Most outdoor adventurers are only familiar with a small portion of America’s vast public lands open to all: iconic national parks like Yosemite, or maybe a few large national forests. National grasslands often get overlooked, but these open spaces contain rich history, incredible beauty, and ecological bounties that are often impossible to find elsewhere in the world.
The U.S. has 20 national grasslands totaling nearly 4 million acres of land. These preserves spill across the Great Plains and beyond, stretching from Texas to North Dakota and from California to Illinois. It’s time to get to know them.
History of the Grasslands
The national grasslands system was established in 1960 under the supervision of the U.S. Forest Service, but the history of the land stretches back much further. For thousands of years, the grasslands were part of a massive expanse of grass and wildflowers stretching across the Great Plains. Bison, elk, foxes, ferrets, and a wide variety of birds covered the expanse, roaming and relying on its varied plants for food—either eating them or preying on the animals who did.

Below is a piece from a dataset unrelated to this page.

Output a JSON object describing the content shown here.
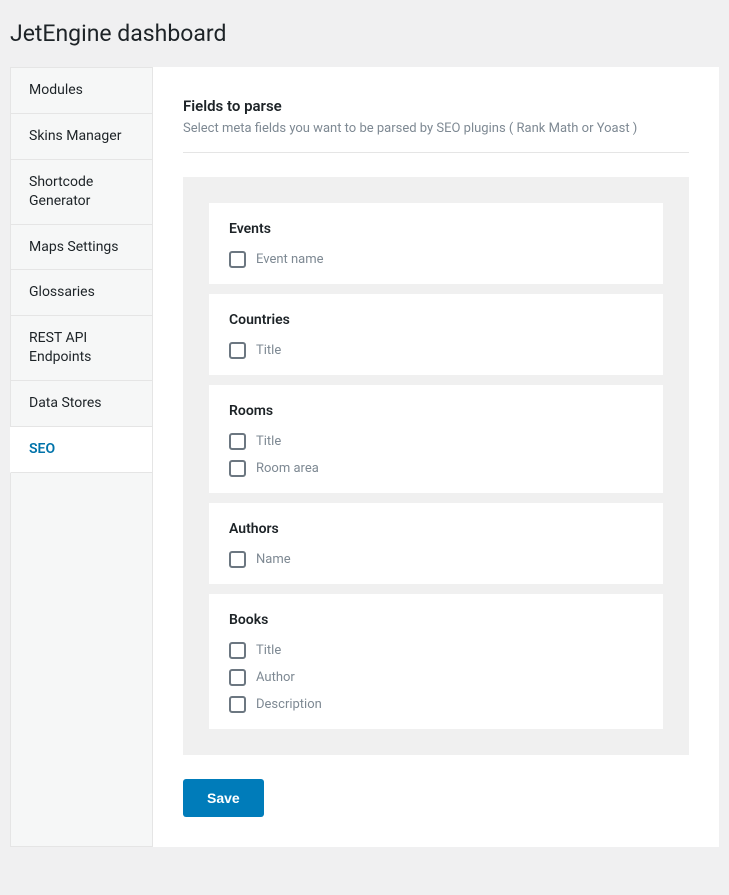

It was not devoid of humans, of course. Many Native American tribes, including the Hunkpapa Sioux, Apache, Comanche, Cree, Crow, Shoshone, Teton, and Wichita, relied on the land to hunt game, gather food, and raise crops like maize and beans. For millennia, these tribes lived in harmony with the land and adapted to shifting weather patterns and droughts.

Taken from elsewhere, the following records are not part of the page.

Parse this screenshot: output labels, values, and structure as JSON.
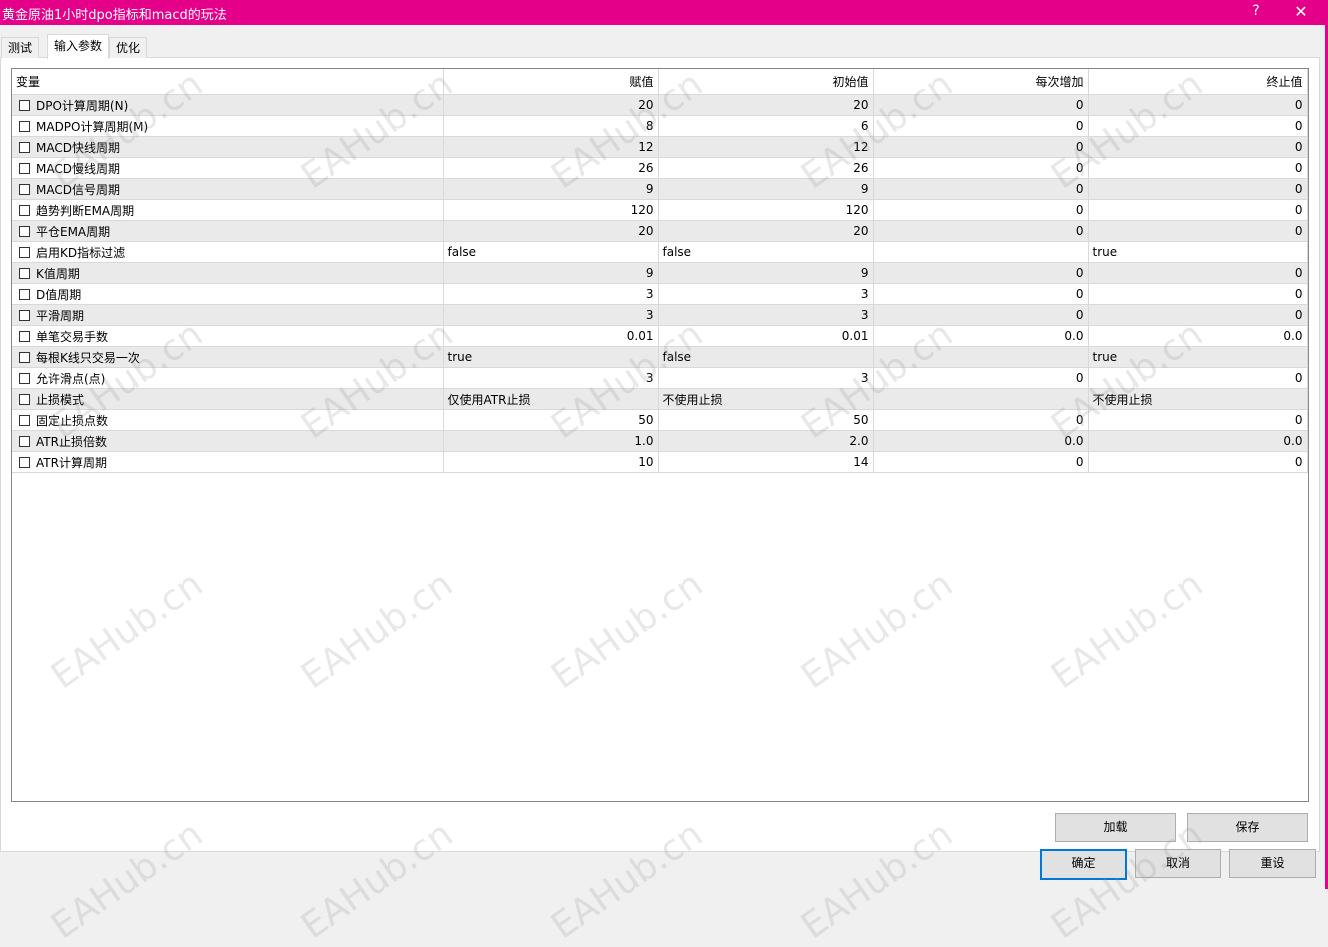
{
  "window": {
    "title": "黄金原油1小时dpo指标和macd的玩法",
    "help_label": "?",
    "close_label": "✕"
  },
  "tabs": [
    {
      "label": "测试",
      "active": false
    },
    {
      "label": "输入参数",
      "active": true
    },
    {
      "label": "优化",
      "active": false
    }
  ],
  "grid": {
    "headers": {
      "variable": "变量",
      "value": "赋值",
      "start": "初始值",
      "step": "每次增加",
      "stop": "终止值"
    },
    "rows": [
      {
        "name": "DPO计算周期(N)",
        "value": "20",
        "start": "20",
        "step": "0",
        "stop": "0"
      },
      {
        "name": "MADPO计算周期(M)",
        "value": "8",
        "start": "6",
        "step": "0",
        "stop": "0"
      },
      {
        "name": "MACD快线周期",
        "value": "12",
        "start": "12",
        "step": "0",
        "stop": "0"
      },
      {
        "name": "MACD慢线周期",
        "value": "26",
        "start": "26",
        "step": "0",
        "stop": "0"
      },
      {
        "name": "MACD信号周期",
        "value": "9",
        "start": "9",
        "step": "0",
        "stop": "0"
      },
      {
        "name": "趋势判断EMA周期",
        "value": "120",
        "start": "120",
        "step": "0",
        "stop": "0"
      },
      {
        "name": "平仓EMA周期",
        "value": "20",
        "start": "20",
        "step": "0",
        "stop": "0"
      },
      {
        "name": "启用KD指标过滤",
        "value": "false",
        "start": "false",
        "step": "",
        "stop": "true"
      },
      {
        "name": "K值周期",
        "value": "9",
        "start": "9",
        "step": "0",
        "stop": "0"
      },
      {
        "name": "D值周期",
        "value": "3",
        "start": "3",
        "step": "0",
        "stop": "0"
      },
      {
        "name": "平滑周期",
        "value": "3",
        "start": "3",
        "step": "0",
        "stop": "0"
      },
      {
        "name": "单笔交易手数",
        "value": "0.01",
        "start": "0.01",
        "step": "0.0",
        "stop": "0.0"
      },
      {
        "name": "每根K线只交易一次",
        "value": "true",
        "start": "false",
        "step": "",
        "stop": "true"
      },
      {
        "name": "允许滑点(点)",
        "value": "3",
        "start": "3",
        "step": "0",
        "stop": "0"
      },
      {
        "name": "止损模式",
        "value": "仅使用ATR止损",
        "start": "不使用止损",
        "step": "",
        "stop": "不使用止损"
      },
      {
        "name": "固定止损点数",
        "value": "50",
        "start": "50",
        "step": "0",
        "stop": "0"
      },
      {
        "name": "ATR止损倍数",
        "value": "1.0",
        "start": "2.0",
        "step": "0.0",
        "stop": "0.0"
      },
      {
        "name": "ATR计算周期",
        "value": "10",
        "start": "14",
        "step": "0",
        "stop": "0"
      }
    ]
  },
  "buttons": {
    "load": "加载",
    "save": "保存",
    "ok": "确定",
    "cancel": "取消",
    "reset": "重设"
  },
  "watermark": "EAHub.cn"
}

In the 1500s, Spanish and other European explorers began moving into the Plains. They brought horses, guns, trade, and conflict. Encroachment increased over the centuries and reached a fever pitch in the 1800s: Events like the Louisiana Purchase in 1803, the opening of the Santa Fe Trail in 1820, and the Homestead Act of 1862, which promised 160 acres of free land to white settlers who agreed to cultivate it, brought even more settlers into Indigenous lands. America’s desire for land ultimately led to decades of bloody conflict, the forced removal of Native Americans, the creation of reservations, and discriminatory laws like the Indian Removal Act of 1830.

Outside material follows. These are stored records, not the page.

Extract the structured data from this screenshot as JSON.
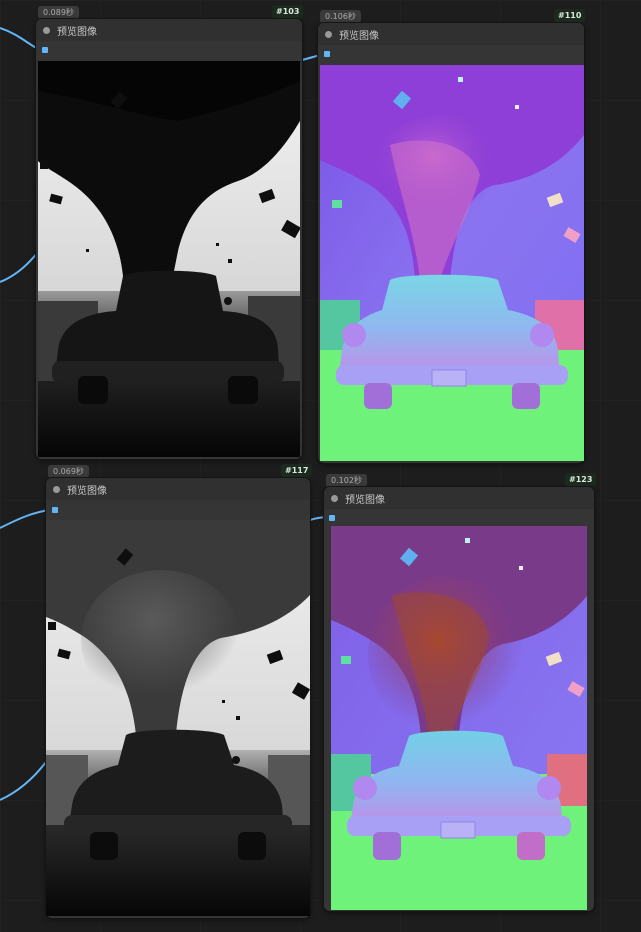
{
  "nodes": [
    {
      "id": "#103",
      "title": "预览图像",
      "timing": "0.089秒",
      "mode": "depth"
    },
    {
      "id": "#110",
      "title": "预览图像",
      "timing": "0.106秒",
      "mode": "normal"
    },
    {
      "id": "#117",
      "title": "预览图像",
      "timing": "0.069秒",
      "mode": "depth"
    },
    {
      "id": "#123",
      "title": "预览图像",
      "timing": "0.102秒",
      "mode": "normal"
    }
  ],
  "colors": {
    "canvas": "#1d1d1d",
    "node_body": "#353535",
    "node_header": "#303030",
    "link": "#64b5f6",
    "badge_bg": "#1b2a1e"
  },
  "icons": [
    "collapse-dot-icon",
    "image-input-port-icon"
  ]
}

By 1890, the once wide-open prairie now hosted 60 million settlers of European descent. In short order, they nearly eliminated the bison, and in the decades to come, their agricultural practices stripped away the grasslands’ thin topsoil and led to the Dust Bowl. By the 1930s, with the land across wide swaths of the Great Plains literally blowing away in the wind, it was clear that America’s grasslands were in need of help.